Source material:

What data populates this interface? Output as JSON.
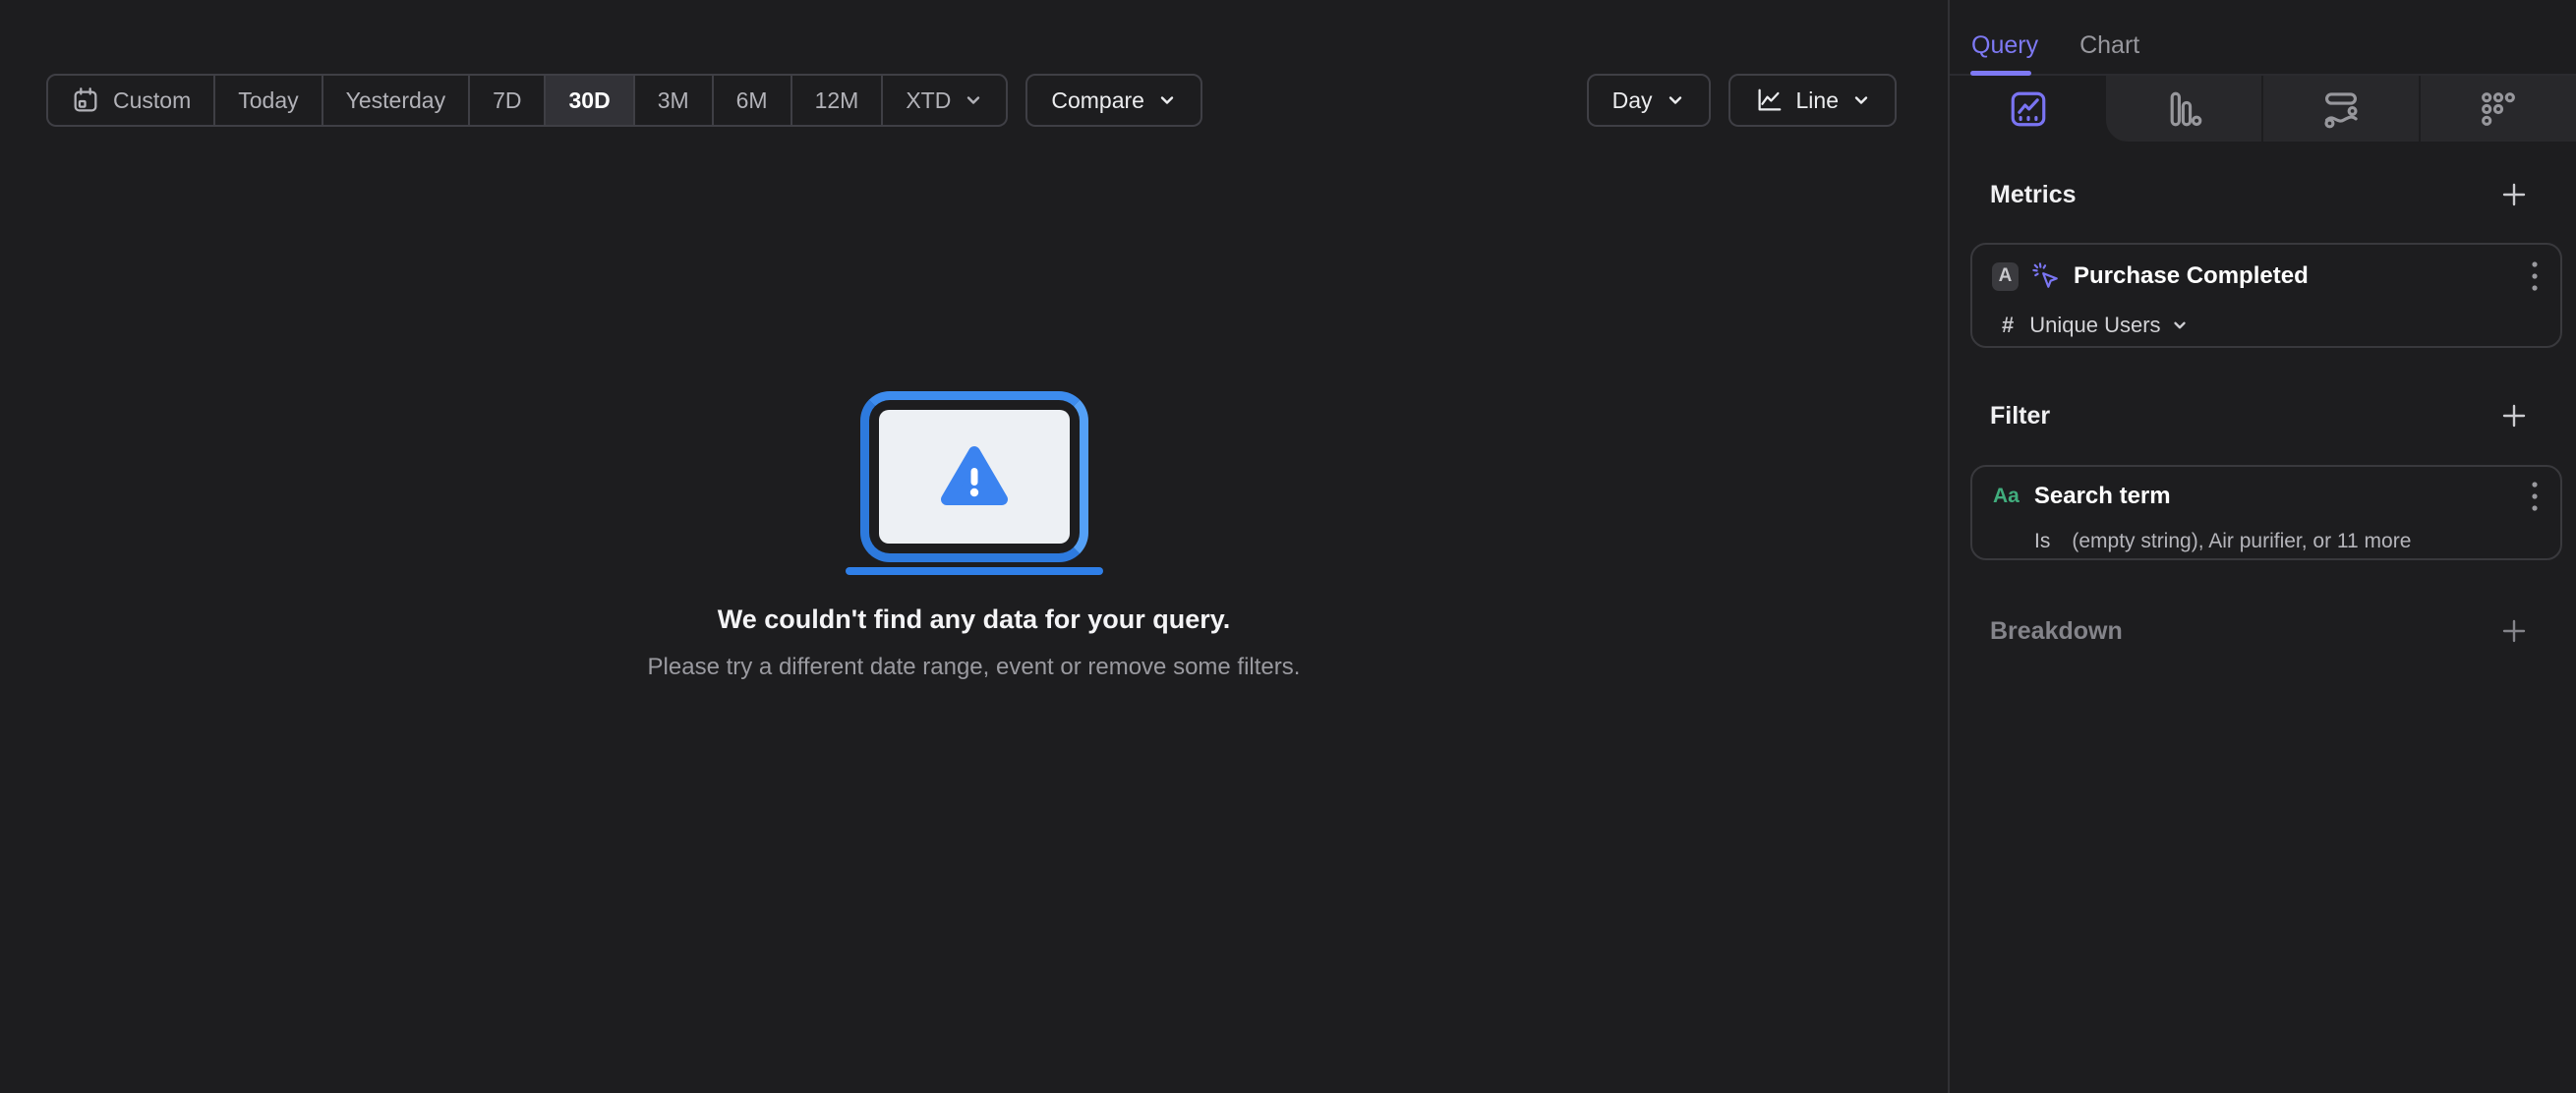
{
  "toolbar": {
    "date_ranges": [
      "Custom",
      "Today",
      "Yesterday",
      "7D",
      "30D",
      "3M",
      "6M",
      "12M",
      "XTD"
    ],
    "selected_range": "30D",
    "compare_label": "Compare",
    "granularity_label": "Day",
    "chart_type_label": "Line"
  },
  "empty_state": {
    "title": "We couldn't find any data for your query.",
    "subtitle": "Please try a different date range, event or remove some filters."
  },
  "sidebar": {
    "tabs": {
      "query": "Query",
      "chart": "Chart"
    },
    "view_tabs": [
      "insights",
      "funnels",
      "flows",
      "retention"
    ],
    "metrics": {
      "heading": "Metrics",
      "items": [
        {
          "letter": "A",
          "name": "Purchase Completed",
          "aggregation_symbol": "#",
          "aggregation": "Unique Users"
        }
      ]
    },
    "filter": {
      "heading": "Filter",
      "items": [
        {
          "type_icon": "Aa",
          "property": "Search term",
          "operator": "Is",
          "value": "(empty string), Air purifier, or 11 more"
        }
      ]
    },
    "breakdown": {
      "heading": "Breakdown"
    }
  },
  "colors": {
    "accent_purple": "#7e79f4",
    "illustration_blue": "#3b82f6",
    "string_green": "#41ad7d",
    "background": "#1d1d1f"
  }
}
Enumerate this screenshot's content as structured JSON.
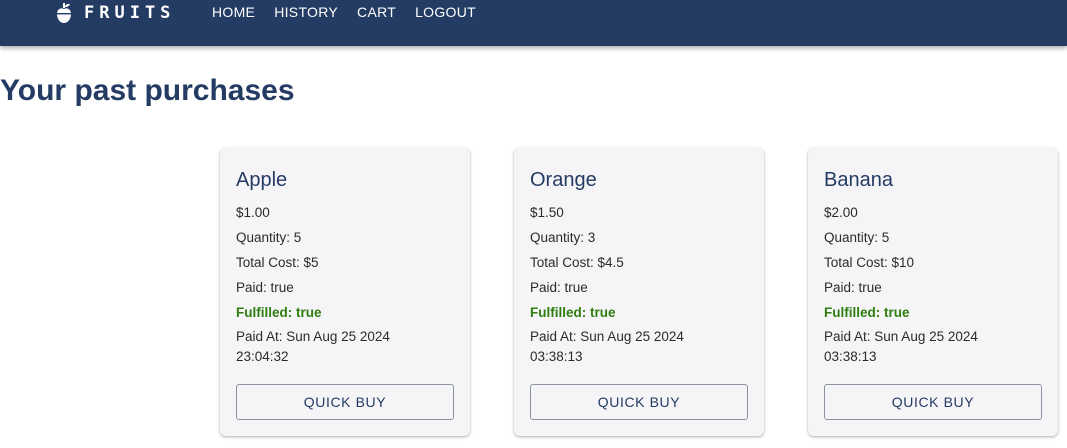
{
  "nav": {
    "brand": "FRUITS",
    "links": [
      "HOME",
      "HISTORY",
      "CART",
      "LOGOUT"
    ]
  },
  "page": {
    "title": "Your past purchases"
  },
  "purchases": [
    {
      "name": "Apple",
      "price": "$1.00",
      "quantity": "Quantity: 5",
      "total": "Total Cost: $5",
      "paid": "Paid: true",
      "fulfilled": "Fulfilled: true",
      "paid_at_line1": "Paid At: Sun Aug 25 2024",
      "paid_at_line2": "23:04:32",
      "button": "QUICK BUY"
    },
    {
      "name": "Orange",
      "price": "$1.50",
      "quantity": "Quantity: 3",
      "total": "Total Cost: $4.5",
      "paid": "Paid: true",
      "fulfilled": "Fulfilled: true",
      "paid_at_line1": "Paid At: Sun Aug 25 2024",
      "paid_at_line2": "03:38:13",
      "button": "QUICK BUY"
    },
    {
      "name": "Banana",
      "price": "$2.00",
      "quantity": "Quantity: 5",
      "total": "Total Cost: $10",
      "paid": "Paid: true",
      "fulfilled": "Fulfilled: true",
      "paid_at_line1": "Paid At: Sun Aug 25 2024",
      "paid_at_line2": "03:38:13",
      "button": "QUICK BUY"
    }
  ],
  "colors": {
    "navbar": "#243b63",
    "accent": "#243b63",
    "fulfilled": "#2e7d10",
    "card_bg": "#f5f5f7"
  },
  "icons": {
    "brand": "fruit-icon"
  }
}
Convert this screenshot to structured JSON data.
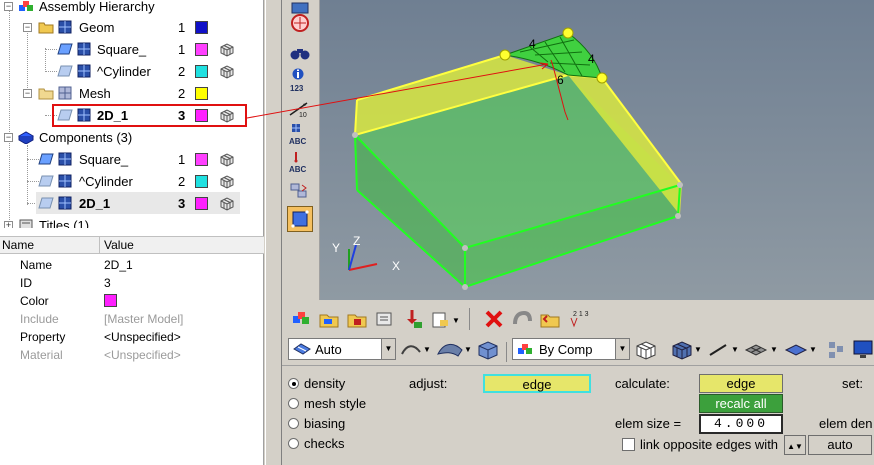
{
  "tree": {
    "assembly_label": "Assembly Hierarchy",
    "geom_label": "Geom",
    "geom_count": "1",
    "square_label": "Square_",
    "square_count": "1",
    "cylinder_label": "^Cylinder",
    "cylinder_count": "2",
    "mesh_label": "Mesh",
    "mesh_count": "2",
    "mesh_2d_label": "2D_1",
    "mesh_2d_count": "3",
    "components_label": "Components (3)",
    "comp_square_label": "Square_",
    "comp_square_count": "1",
    "comp_cylinder_label": "^Cylinder",
    "comp_cylinder_count": "2",
    "comp_2d_label": "2D_1",
    "comp_2d_count": "3",
    "titles_label": "Titles (1)"
  },
  "colors": {
    "geom": "#1010c8",
    "square": "#ff40ff",
    "cylinder": "#20e0e0",
    "mesh": "#ffff00",
    "mesh_2d": "#ff20ff",
    "accent_red": "#e01010",
    "highlight_yellow": "#e6e66a",
    "recalc_green": "#3ca03c",
    "mesh_green": "#4ed84e",
    "edge_yellow": "#ffff40"
  },
  "props": {
    "col_name": "Name",
    "col_value": "Value",
    "rows": [
      {
        "key": "Name",
        "value": "2D_1"
      },
      {
        "key": "ID",
        "value": "3"
      },
      {
        "key": "Color",
        "value": ""
      },
      {
        "key": "Include",
        "value": "[Master Model]"
      },
      {
        "key": "Property",
        "value": "<Unspecified>"
      },
      {
        "key": "Material",
        "value": "<Unspecified>"
      }
    ]
  },
  "viewport": {
    "edge_labels": [
      "4",
      "4",
      "6"
    ],
    "axis_x": "X",
    "axis_y": "Y",
    "axis_z": "Z"
  },
  "vtool": {
    "ids_label": "123",
    "abc_label": "ABC",
    "abc_label_2": "ABC",
    "tol_label": "10"
  },
  "toolbar2": {
    "mesh_mode": "Auto",
    "color_mode": "By Comp"
  },
  "form": {
    "radio_density": "density",
    "radio_mesh_style": "mesh style",
    "radio_biasing": "biasing",
    "radio_checks": "checks",
    "adjust_label": "adjust:",
    "adjust_value": "edge",
    "calculate_label": "calculate:",
    "calculate_value": "edge",
    "recalc_label": "recalc all",
    "set_label": "set:",
    "elem_size_label": "elem size =",
    "elem_size_value": "4.000",
    "elem_density_label": "elem den",
    "link_edges_label": "link opposite edges with",
    "auto_label": "auto"
  },
  "toolbar1": {
    "renumber_digits": "2 1 3"
  }
}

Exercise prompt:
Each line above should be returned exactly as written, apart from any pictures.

Written solution:
What data populates this interface? Output as JSON.
{
  "toolbar": {
    "date_ranges": [
      "Custom",
      "Today",
      "Yesterday",
      "7D",
      "30D",
      "3M",
      "6M",
      "12M",
      "XTD"
    ],
    "selected_range": "30D",
    "compare_label": "Compare",
    "granularity_label": "Day",
    "chart_type_label": "Line"
  },
  "empty_state": {
    "title": "We couldn't find any data for your query.",
    "subtitle": "Please try a different date range, event or remove some filters."
  },
  "sidebar": {
    "tabs": {
      "query": "Query",
      "chart": "Chart"
    },
    "view_tabs": [
      "insights",
      "funnels",
      "flows",
      "retention"
    ],
    "metrics": {
      "heading": "Metrics",
      "items": [
        {
          "letter": "A",
          "name": "Purchase Completed",
          "aggregation_symbol": "#",
          "aggregation": "Unique Users"
        }
      ]
    },
    "filter": {
      "heading": "Filter",
      "items": [
        {
          "type_icon": "Aa",
          "property": "Search term",
          "operator": "Is",
          "value": "(empty string), Air purifier, or 11 more"
        }
      ]
    },
    "breakdown": {
      "heading": "Breakdown"
    }
  },
  "colors": {
    "accent_purple": "#7e79f4",
    "illustration_blue": "#3b82f6",
    "string_green": "#41ad7d",
    "background": "#1d1d1f"
  }
}
Enumerate this screenshot's content as structured JSON.
{
  "nav": {
    "brand": "FRUITS",
    "links": [
      "HOME",
      "HISTORY",
      "CART",
      "LOGOUT"
    ]
  },
  "page": {
    "title": "Your past purchases"
  },
  "purchases": [
    {
      "name": "Apple",
      "price": "$1.00",
      "quantity": "Quantity: 5",
      "total": "Total Cost: $5",
      "paid": "Paid: true",
      "fulfilled": "Fulfilled: true",
      "paid_at_line1": "Paid At: Sun Aug 25 2024",
      "paid_at_line2": "23:04:32",
      "button": "QUICK BUY"
    },
    {
      "name": "Orange",
      "price": "$1.50",
      "quantity": "Quantity: 3",
      "total": "Total Cost: $4.5",
      "paid": "Paid: true",
      "fulfilled": "Fulfilled: true",
      "paid_at_line1": "Paid At: Sun Aug 25 2024",
      "paid_at_line2": "03:38:13",
      "button": "QUICK BUY"
    },
    {
      "name": "Banana",
      "price": "$2.00",
      "quantity": "Quantity: 5",
      "total": "Total Cost: $10",
      "paid": "Paid: true",
      "fulfilled": "Fulfilled: true",
      "paid_at_line1": "Paid At: Sun Aug 25 2024",
      "paid_at_line2": "03:38:13",
      "button": "QUICK BUY"
    }
  ],
  "colors": {
    "navbar": "#243b63",
    "accent": "#243b63",
    "fulfilled": "#2e7d10",
    "card_bg": "#f5f5f7"
  },
  "icons": {
    "brand": "fruit-icon"
  }
}
Convert this screenshot to structured JSON data.
{
  "tree": {
    "assembly_label": "Assembly Hierarchy",
    "geom_label": "Geom",
    "geom_count": "1",
    "square_label": "Square_",
    "square_count": "1",
    "cylinder_label": "^Cylinder",
    "cylinder_count": "2",
    "mesh_label": "Mesh",
    "mesh_count": "2",
    "mesh_2d_label": "2D_1",
    "mesh_2d_count": "3",
    "components_label": "Components (3)",
    "comp_square_label": "Square_",
    "comp_square_count": "1",
    "comp_cylinder_label": "^Cylinder",
    "comp_cylinder_count": "2",
    "comp_2d_label": "2D_1",
    "comp_2d_count": "3",
    "titles_label": "Titles (1)"
  },
  "colors": {
    "geom": "#1010c8",
    "square": "#ff40ff",
    "cylinder": "#20e0e0",
    "mesh": "#ffff00",
    "mesh_2d": "#ff20ff",
    "accent_red": "#e01010",
    "highlight_yellow": "#e6e66a",
    "recalc_green": "#3ca03c",
    "mesh_green": "#4ed84e",
    "edge_yellow": "#ffff40"
  },
  "props": {
    "col_name": "Name",
    "col_value": "Value",
    "rows": [
      {
        "key": "Name",
        "value": "2D_1"
      },
      {
        "key": "ID",
        "value": "3"
      },
      {
        "key": "Color",
        "value": ""
      },
      {
        "key": "Include",
        "value": "[Master Model]"
      },
      {
        "key": "Property",
        "value": "<Unspecified>"
      },
      {
        "key": "Material",
        "value": "<Unspecified>"
      }
    ]
  },
  "viewport": {
    "edge_labels": [
      "4",
      "4",
      "6"
    ],
    "axis_x": "X",
    "axis_y": "Y",
    "axis_z": "Z"
  },
  "vtool": {
    "ids_label": "123",
    "abc_label": "ABC",
    "abc_label_2": "ABC",
    "tol_label": "10"
  },
  "toolbar2": {
    "mesh_mode": "Auto",
    "color_mode": "By Comp"
  },
  "form": {
    "radio_density": "density",
    "radio_mesh_style": "mesh style",
    "radio_biasing": "biasing",
    "radio_checks": "checks",
    "adjust_label": "adjust:",
    "adjust_value": "edge",
    "calculate_label": "calculate:",
    "calculate_value": "edge",
    "recalc_label": "recalc all",
    "set_label": "set:",
    "elem_size_label": "elem size =",
    "elem_size_value": "4.000",
    "elem_density_label": "elem den",
    "link_edges_label": "link opposite edges with",
    "auto_label": "auto"
  },
  "toolbar1": {
    "renumber_digits": "2 1 3"
  }
}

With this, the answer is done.